The entries below should be copied exactly and completely.

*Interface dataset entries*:
Segment Open

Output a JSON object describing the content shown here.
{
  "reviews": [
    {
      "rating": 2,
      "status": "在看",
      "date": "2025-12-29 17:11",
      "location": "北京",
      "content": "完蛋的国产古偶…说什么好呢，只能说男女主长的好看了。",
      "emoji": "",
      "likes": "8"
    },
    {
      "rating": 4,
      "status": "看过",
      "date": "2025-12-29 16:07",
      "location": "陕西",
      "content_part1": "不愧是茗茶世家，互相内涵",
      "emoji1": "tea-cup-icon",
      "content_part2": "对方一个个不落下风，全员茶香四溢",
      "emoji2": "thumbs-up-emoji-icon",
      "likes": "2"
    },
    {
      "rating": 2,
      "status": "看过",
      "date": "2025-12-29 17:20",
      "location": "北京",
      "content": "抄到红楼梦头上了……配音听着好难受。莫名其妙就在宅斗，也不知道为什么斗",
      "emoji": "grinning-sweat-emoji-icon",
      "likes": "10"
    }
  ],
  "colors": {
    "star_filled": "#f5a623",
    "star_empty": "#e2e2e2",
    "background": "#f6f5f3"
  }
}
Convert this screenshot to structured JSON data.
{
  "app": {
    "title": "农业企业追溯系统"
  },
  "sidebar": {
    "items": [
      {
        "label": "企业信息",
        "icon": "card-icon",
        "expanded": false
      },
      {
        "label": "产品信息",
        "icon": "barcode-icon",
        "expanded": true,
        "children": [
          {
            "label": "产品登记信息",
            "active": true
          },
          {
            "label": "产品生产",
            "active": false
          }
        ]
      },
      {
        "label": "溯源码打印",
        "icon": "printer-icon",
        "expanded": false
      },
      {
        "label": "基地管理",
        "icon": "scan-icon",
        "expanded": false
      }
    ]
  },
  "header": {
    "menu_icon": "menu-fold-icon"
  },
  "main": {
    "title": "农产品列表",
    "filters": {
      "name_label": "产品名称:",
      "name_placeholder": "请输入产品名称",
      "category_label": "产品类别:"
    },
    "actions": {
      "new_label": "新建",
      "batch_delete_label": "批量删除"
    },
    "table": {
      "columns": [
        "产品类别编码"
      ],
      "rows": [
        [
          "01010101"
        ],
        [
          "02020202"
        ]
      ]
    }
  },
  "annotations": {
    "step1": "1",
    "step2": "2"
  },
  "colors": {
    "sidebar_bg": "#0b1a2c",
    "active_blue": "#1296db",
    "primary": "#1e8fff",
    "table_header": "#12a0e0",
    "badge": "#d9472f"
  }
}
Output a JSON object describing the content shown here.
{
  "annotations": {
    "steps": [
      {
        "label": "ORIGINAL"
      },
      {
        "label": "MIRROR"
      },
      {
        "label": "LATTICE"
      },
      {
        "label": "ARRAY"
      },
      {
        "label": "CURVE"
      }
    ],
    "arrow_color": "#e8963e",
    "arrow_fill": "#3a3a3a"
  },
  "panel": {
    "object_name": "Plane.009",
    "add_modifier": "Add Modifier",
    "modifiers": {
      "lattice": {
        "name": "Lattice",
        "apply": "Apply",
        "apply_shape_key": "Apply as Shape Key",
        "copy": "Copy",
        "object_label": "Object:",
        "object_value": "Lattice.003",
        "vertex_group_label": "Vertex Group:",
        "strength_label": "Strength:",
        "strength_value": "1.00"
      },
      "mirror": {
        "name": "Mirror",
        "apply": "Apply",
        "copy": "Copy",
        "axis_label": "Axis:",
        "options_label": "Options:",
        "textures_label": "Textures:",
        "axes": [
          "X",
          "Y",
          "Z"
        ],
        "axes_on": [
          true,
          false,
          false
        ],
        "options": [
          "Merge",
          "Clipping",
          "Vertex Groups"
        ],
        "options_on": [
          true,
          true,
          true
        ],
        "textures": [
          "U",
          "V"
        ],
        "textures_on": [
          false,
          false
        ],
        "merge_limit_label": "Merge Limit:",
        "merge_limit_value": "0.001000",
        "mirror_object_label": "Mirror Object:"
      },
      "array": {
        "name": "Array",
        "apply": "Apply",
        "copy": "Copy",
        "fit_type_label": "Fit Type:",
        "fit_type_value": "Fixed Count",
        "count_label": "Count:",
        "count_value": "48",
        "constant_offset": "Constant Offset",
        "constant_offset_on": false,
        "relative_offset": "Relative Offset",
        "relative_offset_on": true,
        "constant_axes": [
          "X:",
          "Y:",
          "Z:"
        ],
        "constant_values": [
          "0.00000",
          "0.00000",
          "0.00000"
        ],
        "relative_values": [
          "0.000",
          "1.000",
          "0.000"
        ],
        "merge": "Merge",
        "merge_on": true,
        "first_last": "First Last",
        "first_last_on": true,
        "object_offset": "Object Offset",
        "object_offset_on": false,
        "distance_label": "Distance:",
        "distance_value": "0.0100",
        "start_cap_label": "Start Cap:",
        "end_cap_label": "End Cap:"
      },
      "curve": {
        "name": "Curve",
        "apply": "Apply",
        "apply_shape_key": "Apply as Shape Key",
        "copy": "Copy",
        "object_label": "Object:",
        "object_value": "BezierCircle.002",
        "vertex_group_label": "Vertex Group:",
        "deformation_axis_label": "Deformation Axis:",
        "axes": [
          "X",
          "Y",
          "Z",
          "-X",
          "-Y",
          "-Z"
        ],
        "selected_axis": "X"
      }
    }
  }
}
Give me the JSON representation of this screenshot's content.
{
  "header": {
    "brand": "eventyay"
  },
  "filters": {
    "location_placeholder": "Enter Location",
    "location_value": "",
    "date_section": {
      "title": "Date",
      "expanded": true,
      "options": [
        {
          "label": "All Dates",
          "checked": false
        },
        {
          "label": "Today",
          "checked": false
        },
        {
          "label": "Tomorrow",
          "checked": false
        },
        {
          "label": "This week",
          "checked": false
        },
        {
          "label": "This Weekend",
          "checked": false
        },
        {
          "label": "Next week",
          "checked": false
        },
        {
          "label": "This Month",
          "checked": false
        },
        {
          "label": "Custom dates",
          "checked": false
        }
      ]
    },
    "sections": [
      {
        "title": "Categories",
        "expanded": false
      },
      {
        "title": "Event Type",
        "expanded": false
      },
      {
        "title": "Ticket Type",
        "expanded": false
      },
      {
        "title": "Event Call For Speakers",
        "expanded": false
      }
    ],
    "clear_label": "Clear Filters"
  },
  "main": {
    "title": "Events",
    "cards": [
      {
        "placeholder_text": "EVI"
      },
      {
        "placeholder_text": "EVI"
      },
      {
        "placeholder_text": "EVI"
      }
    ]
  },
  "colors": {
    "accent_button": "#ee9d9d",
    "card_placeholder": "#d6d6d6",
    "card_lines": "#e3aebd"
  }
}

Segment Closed

*Written answer*:
Output a JSON object describing the content shown here.
{
  "reviews": [
    {
      "rating": 2,
      "status": "在看",
      "date": "2025-12-29 17:11",
      "location": "北京",
      "content": "完蛋的国产古偶…说什么好呢，只能说男女主长的好看了。",
      "emoji": "",
      "likes": "8"
    },
    {
      "rating": 4,
      "status": "看过",
      "date": "2025-12-29 16:07",
      "location": "陕西",
      "content_part1": "不愧是茗茶世家，互相内涵",
      "emoji1": "tea-cup-icon",
      "content_part2": "对方一个个不落下风，全员茶香四溢",
      "emoji2": "thumbs-up-emoji-icon",
      "likes": "2"
    },
    {
      "rating": 2,
      "status": "看过",
      "date": "2025-12-29 17:20",
      "location": "北京",
      "content": "抄到红楼梦头上了……配音听着好难受。莫名其妙就在宅斗，也不知道为什么斗",
      "emoji": "grinning-sweat-emoji-icon",
      "likes": "10"
    }
  ],
  "colors": {
    "star_filled": "#f5a623",
    "star_empty": "#e2e2e2",
    "background": "#f6f5f3"
  }
}
Convert this screenshot to structured JSON data.
{
  "app": {
    "title": "农业企业追溯系统"
  },
  "sidebar": {
    "items": [
      {
        "label": "企业信息",
        "icon": "card-icon",
        "expanded": false
      },
      {
        "label": "产品信息",
        "icon": "barcode-icon",
        "expanded": true,
        "children": [
          {
            "label": "产品登记信息",
            "active": true
          },
          {
            "label": "产品生产",
            "active": false
          }
        ]
      },
      {
        "label": "溯源码打印",
        "icon": "printer-icon",
        "expanded": false
      },
      {
        "label": "基地管理",
        "icon": "scan-icon",
        "expanded": false
      }
    ]
  },
  "header": {
    "menu_icon": "menu-fold-icon"
  },
  "main": {
    "title": "农产品列表",
    "filters": {
      "name_label": "产品名称:",
      "name_placeholder": "请输入产品名称",
      "category_label": "产品类别:"
    },
    "actions": {
      "new_label": "新建",
      "batch_delete_label": "批量删除"
    },
    "table": {
      "columns": [
        "产品类别编码"
      ],
      "rows": [
        [
          "01010101"
        ],
        [
          "02020202"
        ]
      ]
    }
  },
  "annotations": {
    "step1": "1",
    "step2": "2"
  },
  "colors": {
    "sidebar_bg": "#0b1a2c",
    "active_blue": "#1296db",
    "primary": "#1e8fff",
    "table_header": "#12a0e0",
    "badge": "#d9472f"
  }
}
Output a JSON object describing the content shown here.
{
  "annotations": {
    "steps": [
      {
        "label": "ORIGINAL"
      },
      {
        "label": "MIRROR"
      },
      {
        "label": "LATTICE"
      },
      {
        "label": "ARRAY"
      },
      {
        "label": "CURVE"
      }
    ],
    "arrow_color": "#e8963e",
    "arrow_fill": "#3a3a3a"
  },
  "panel": {
    "object_name": "Plane.009",
    "add_modifier": "Add Modifier",
    "modifiers": {
      "lattice": {
        "name": "Lattice",
        "apply": "Apply",
        "apply_shape_key": "Apply as Shape Key",
        "copy": "Copy",
        "object_label": "Object:",
        "object_value": "Lattice.003",
        "vertex_group_label": "Vertex Group:",
        "strength_label": "Strength:",
        "strength_value": "1.00"
      },
      "mirror": {
        "name": "Mirror",
        "apply": "Apply",
        "copy": "Copy",
        "axis_label": "Axis:",
        "options_label": "Options:",
        "textures_label": "Textures:",
        "axes": [
          "X",
          "Y",
          "Z"
        ],
        "axes_on": [
          true,
          false,
          false
        ],
        "options": [
          "Merge",
          "Clipping",
          "Vertex Groups"
        ],
        "options_on": [
          true,
          true,
          true
        ],
        "textures": [
          "U",
          "V"
        ],
        "textures_on": [
          false,
          false
        ],
        "merge_limit_label": "Merge Limit:",
        "merge_limit_value": "0.001000",
        "mirror_object_label": "Mirror Object:"
      },
      "array": {
        "name": "Array",
        "apply": "Apply",
        "copy": "Copy",
        "fit_type_label": "Fit Type:",
        "fit_type_value": "Fixed Count",
        "count_label": "Count:",
        "count_value": "48",
        "constant_offset": "Constant Offset",
        "constant_offset_on": false,
        "relative_offset": "Relative Offset",
        "relative_offset_on": true,
        "constant_axes": [
          "X:",
          "Y:",
          "Z:"
        ],
        "constant_values": [
          "0.00000",
          "0.00000",
          "0.00000"
        ],
        "relative_values": [
          "0.000",
          "1.000",
          "0.000"
        ],
        "merge": "Merge",
        "merge_on": true,
        "first_last": "First Last",
        "first_last_on": true,
        "object_offset": "Object Offset",
        "object_offset_on": false,
        "distance_label": "Distance:",
        "distance_value": "0.0100",
        "start_cap_label": "Start Cap:",
        "end_cap_label": "End Cap:"
      },
      "curve": {
        "name": "Curve",
        "apply": "Apply",
        "apply_shape_key": "Apply as Shape Key",
        "copy": "Copy",
        "object_label": "Object:",
        "object_value": "BezierCircle.002",
        "vertex_group_label": "Vertex Group:",
        "deformation_axis_label": "Deformation Axis:",
        "axes": [
          "X",
          "Y",
          "Z",
          "-X",
          "-Y",
          "-Z"
        ],
        "selected_axis": "X"
      }
    }
  }
}
Give me the JSON representation of this screenshot's content.
{
  "header": {
    "brand": "eventyay"
  },
  "filters": {
    "location_placeholder": "Enter Location",
    "location_value": "",
    "date_section": {
      "title": "Date",
      "expanded": true,
      "options": [
        {
          "label": "All Dates",
          "checked": false
        },
        {
          "label": "Today",
          "checked": false
        },
        {
          "label": "Tomorrow",
          "checked": false
        },
        {
          "label": "This week",
          "checked": false
        },
        {
          "label": "This Weekend",
          "checked": false
        },
        {
          "label": "Next week",
          "checked": false
        },
        {
          "label": "This Month",
          "checked": false
        },
        {
          "label": "Custom dates",
          "checked": false
        }
      ]
    },
    "sections": [
      {
        "title": "Categories",
        "expanded": false
      },
      {
        "title": "Event Type",
        "expanded": false
      },
      {
        "title": "Ticket Type",
        "expanded": false
      },
      {
        "title": "Event Call For Speakers",
        "expanded": false
      }
    ],
    "clear_label": "Clear Filters"
  },
  "main": {
    "title": "Events",
    "cards": [
      {
        "placeholder_text": "EVI"
      },
      {
        "placeholder_text": "EVI"
      },
      {
        "placeholder_text": "EVI"
      }
    ]
  },
  "colors": {
    "accent_button": "#ee9d9d",
    "card_placeholder": "#d6d6d6",
    "card_lines": "#e3aebd"
  }
}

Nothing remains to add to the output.